Op-ed author and Stanford master's student Annie Ostojic and Dr. Moore on the day of her class visit. 

Kevin observes that there are both exigent concerns, such as deep fakes or the many challenges posed by the COVID pandemic, and “evergreen” topics for scientific opinion, such as public health in general. Students are not expected to present fully worked-out solutions to the problems they focus on; in many cases a clear articulation of the problem itself can be a very workable example of the genre.

Genre is a key concept in approaching the writing of these opinions. How does opinion differ from a write-up of research results? How do we distinguish opinion from activism or advocacy? How do these various forms of writing relate to the scientific enterprise as a whole? An op-ed stands apart from the more selectively-targeted forms of writing (about) science inasmuch as it aims at a more general readership: non-scientists, living their lives, doing their jobs, taking care of their families, should not be expected to keep up on all the specialized reporting of the latest scientific discoveries and debates. But as Leon Trotsky is said to have said about war (and this kind of quote-chasing might even count as some kind of pre-digital deepfake), you may not be interested in science, but science is interested in you. These latest discoveries and debates affect everyone. COVID does not care how much you understand about immunology; deep fakes depend on our taking things at face value. A well-written op-ed can explain the basics of a complex topic, draw our attention to potential dangers, and make clear what we all have at stake in the debate. 

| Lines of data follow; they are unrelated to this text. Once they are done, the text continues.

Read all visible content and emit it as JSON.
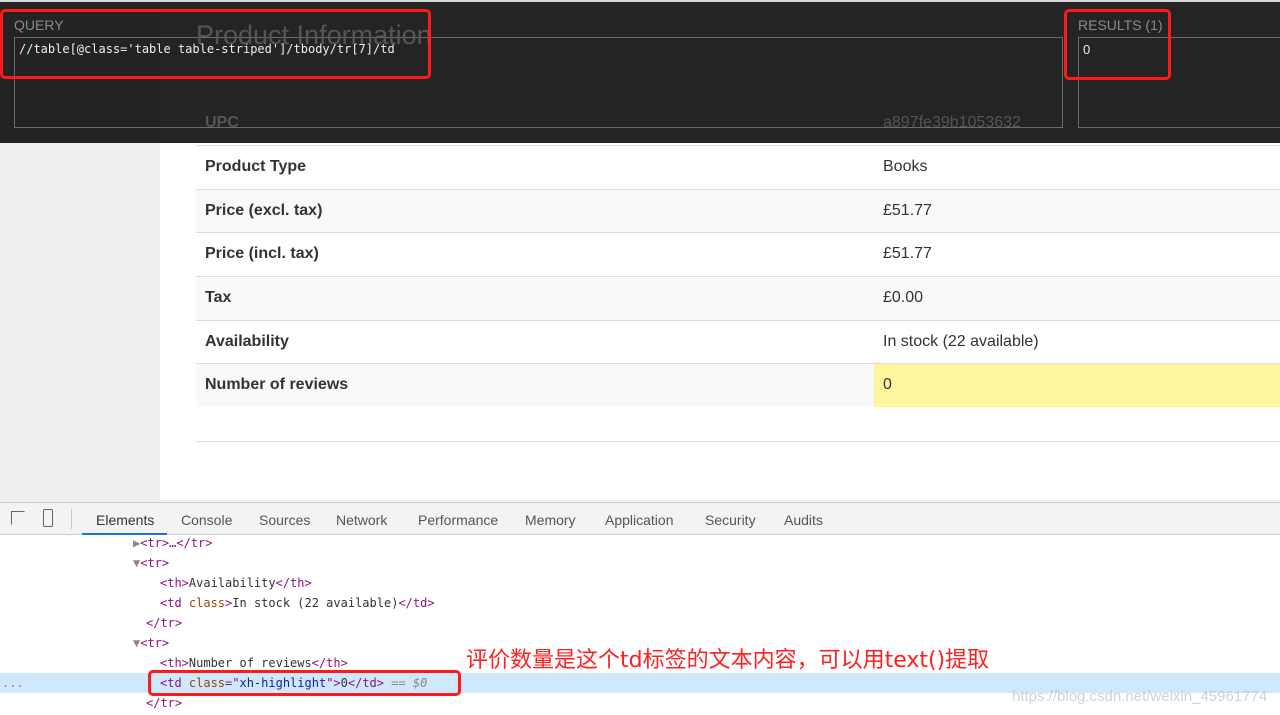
{
  "page": {
    "title": "Product Information",
    "rows": [
      {
        "th": "UPC",
        "td": "a897fe39b1053632"
      },
      {
        "th": "Product Type",
        "td": "Books"
      },
      {
        "th": "Price (excl. tax)",
        "td": "£51.77"
      },
      {
        "th": "Price (incl. tax)",
        "td": "£51.77"
      },
      {
        "th": "Tax",
        "td": "£0.00"
      },
      {
        "th": "Availability",
        "td": "In stock (22 available)"
      },
      {
        "th": "Number of reviews",
        "td": "0"
      }
    ]
  },
  "xpath_helper": {
    "query_label": "QUERY",
    "query": "//table[@class='table table-striped']/tbody/tr[7]/td",
    "results_label": "RESULTS (1)",
    "result": "0"
  },
  "devtools": {
    "tabs": [
      "Elements",
      "Console",
      "Sources",
      "Network",
      "Performance",
      "Memory",
      "Application",
      "Security",
      "Audits"
    ],
    "active_tab": "Elements",
    "dom": {
      "l0": "<tr>…</tr>",
      "l1": "<tr>",
      "l2a": "<th>",
      "l2b": "Availability",
      "l2c": "</th>",
      "l3a": "<td ",
      "l3b": "class",
      "l3c": ">",
      "l3d": "In stock (22 available)",
      "l3e": "</td>",
      "l4": "</tr>",
      "l5": "<tr>",
      "l6a": "<th>",
      "l6b": "Number of reviews",
      "l6c": "</th>",
      "l7a": "<td ",
      "l7b": "class",
      "l7c": "=\"",
      "l7d": "xh-highlight",
      "l7e": "\">",
      "l7f": "0",
      "l7g": "</td>",
      "l7h": " == $0",
      "l8": "</tr>",
      "ellipsis": "..."
    }
  },
  "annotation": "评价数量是这个td标签的文本内容，可以用text()提取",
  "watermark": "https://blog.csdn.net/weixin_45961774",
  "colors": {
    "highlight": "#fff59d",
    "annotation": "#ff1a1a",
    "selected_line": "#cfe8fc"
  }
}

As Kevin points out in his syllabus, working on this genre of writing can help students become more discerning consumers of scientific journalism. For example, how do we tell the difference between a public-spirited writer calling attention to potential risks of new discoveries on the one hand, and someone engaged in mere brand-building on the other? The walls of the laboratory have become ever more permeable, as scientists take note of their audiences across both traditional and emergent media (such as podcasts, TikTok and social media). When does a scientist become an influencer? Is that necessarily a cause for concern? Most people would have little problem with a figure like Dr. Fauci exercising influence in his professional capacity (it was, in fact, an important part of his job during the pandemic). The Washington Post article referred to above traced the prodigious fundraising attained by purveyors of misinformation relating to COVID: a group headed by outspoken vaccine skeptic Robert F. Kennedy Jr. took in $23.5 million in 2022 alone—eight times as much money as it collected in the year before the pandemic. Even if Kennedy remains a long-shot in his ambition to ride this influence all the way to the White House later this year, he could easily pull enough votes away from either mainstream candidate to affect the outcome. At first glance, such a campaign would appear to be small-d democracy in action: let the candidates debate, let the public decide. But how well is democracy served when flat-out counterfeit science is passed off as genuine coin in these debates? The consequences of scientific questions go far beyond basic comprehension of the science; important matters of public policy can be profoundly affected.

The op-ed intervenes in the small-d democratic space of general readership, addressing topics of shared concern, bringing everyone into the picture as stakeholders. Even weather reporting has taken on a new valence in this era of increasing awareness of the consequences of climate change. Among the guest speakers Kevin has invited to share their knowledge with the class is Hannah Hagemann, the Weather Science Editor of the SF Chronicle, who addresses precisely this development and the work of her influential team. 

SF Chronicle weather editor Hannah Hagemann and student in PWR 91KR classroom.
SF Chronicle Weather Science Editor Hannah Hagemann visits PWR 91KR. 

Science and technology affect—and are affected by—everything, and if you don’t have time to read every new issue of Nature cover-to-cover, you will find yourself reading the op-eds as you try to keep up with both new discoveries and the decisions we face in connection with them. And it may well be that some of the opinions you are reading will have come out of Kevin’s course!